(Data for analysis begins)

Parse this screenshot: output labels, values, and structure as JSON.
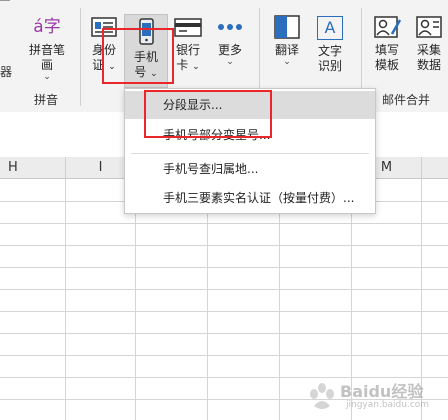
{
  "ribbon": {
    "left_edge_label": "器",
    "groups": [
      {
        "label": "拼音"
      },
      {
        "label": "邮件合并"
      }
    ],
    "buttons": [
      {
        "name": "pinyin",
        "lines": [
          "拼音笔",
          "画"
        ],
        "icon": "pinyin-icon",
        "icon_glyph": "á字"
      },
      {
        "name": "idcard",
        "lines": [
          "身份",
          "证"
        ],
        "icon": "id-card-icon"
      },
      {
        "name": "phone",
        "lines": [
          "手机",
          "号"
        ],
        "icon": "phone-icon"
      },
      {
        "name": "bank",
        "lines": [
          "银行",
          "卡"
        ],
        "icon": "bank-card-icon"
      },
      {
        "name": "more",
        "lines": [
          "更多"
        ],
        "icon": "more-dots-icon"
      },
      {
        "name": "translate",
        "lines": [
          "翻译"
        ],
        "icon": "translate-icon"
      },
      {
        "name": "ocr",
        "lines": [
          "文字",
          "识别"
        ],
        "icon": "text-recognition-icon",
        "icon_glyph": "A"
      },
      {
        "name": "fill-template",
        "lines": [
          "填写",
          "模板"
        ],
        "icon": "fill-template-icon"
      },
      {
        "name": "collect",
        "lines": [
          "采集",
          "数据"
        ],
        "icon": "collect-data-icon"
      }
    ]
  },
  "grid": {
    "columns": [
      "H",
      "I",
      "",
      "",
      "",
      "M"
    ]
  },
  "menu": {
    "items": [
      {
        "label": "分段显示...",
        "highlighted": true
      },
      {
        "label": "手机号部分变星号..."
      },
      {
        "label": "手机号查归属地..."
      },
      {
        "label": "手机三要素实名认证（按量付费）..."
      }
    ]
  },
  "watermark": {
    "text": "Baidu经验",
    "sub": "jingyan.baidu.com"
  },
  "colors": {
    "highlight_box": "#e8262b",
    "accent_blue": "#2a6ebd"
  }
}
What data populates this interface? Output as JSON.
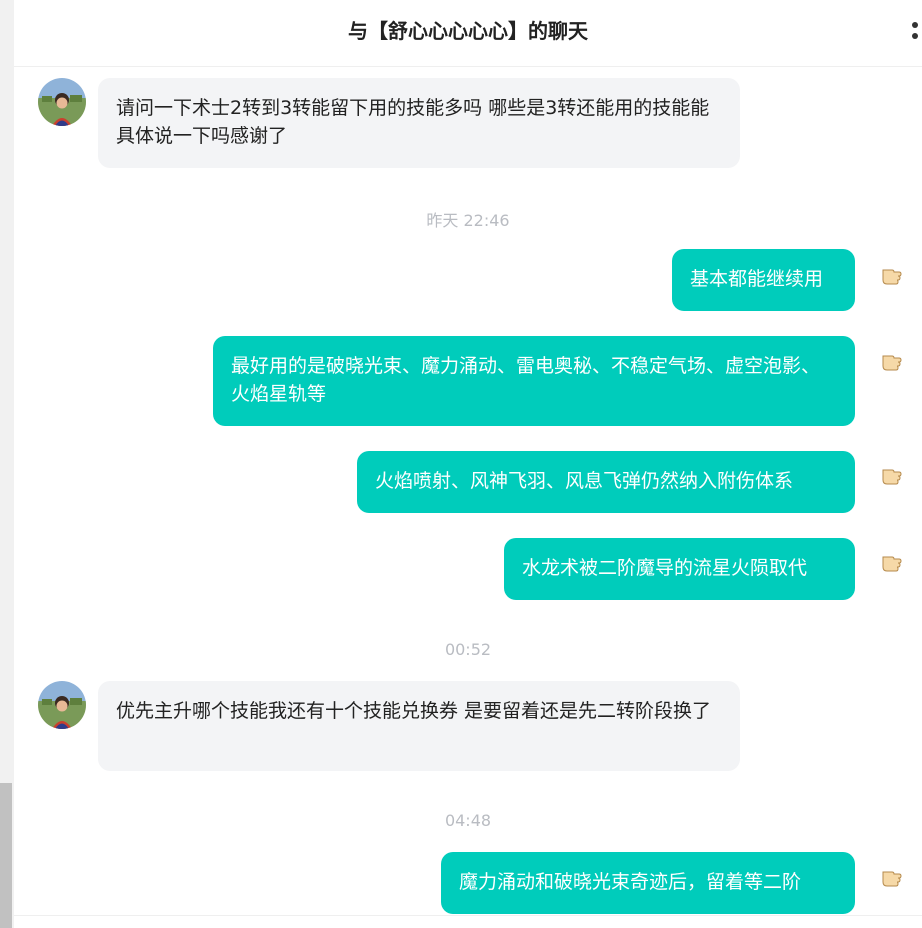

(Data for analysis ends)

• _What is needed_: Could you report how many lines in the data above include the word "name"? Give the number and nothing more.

• _Response area_: 9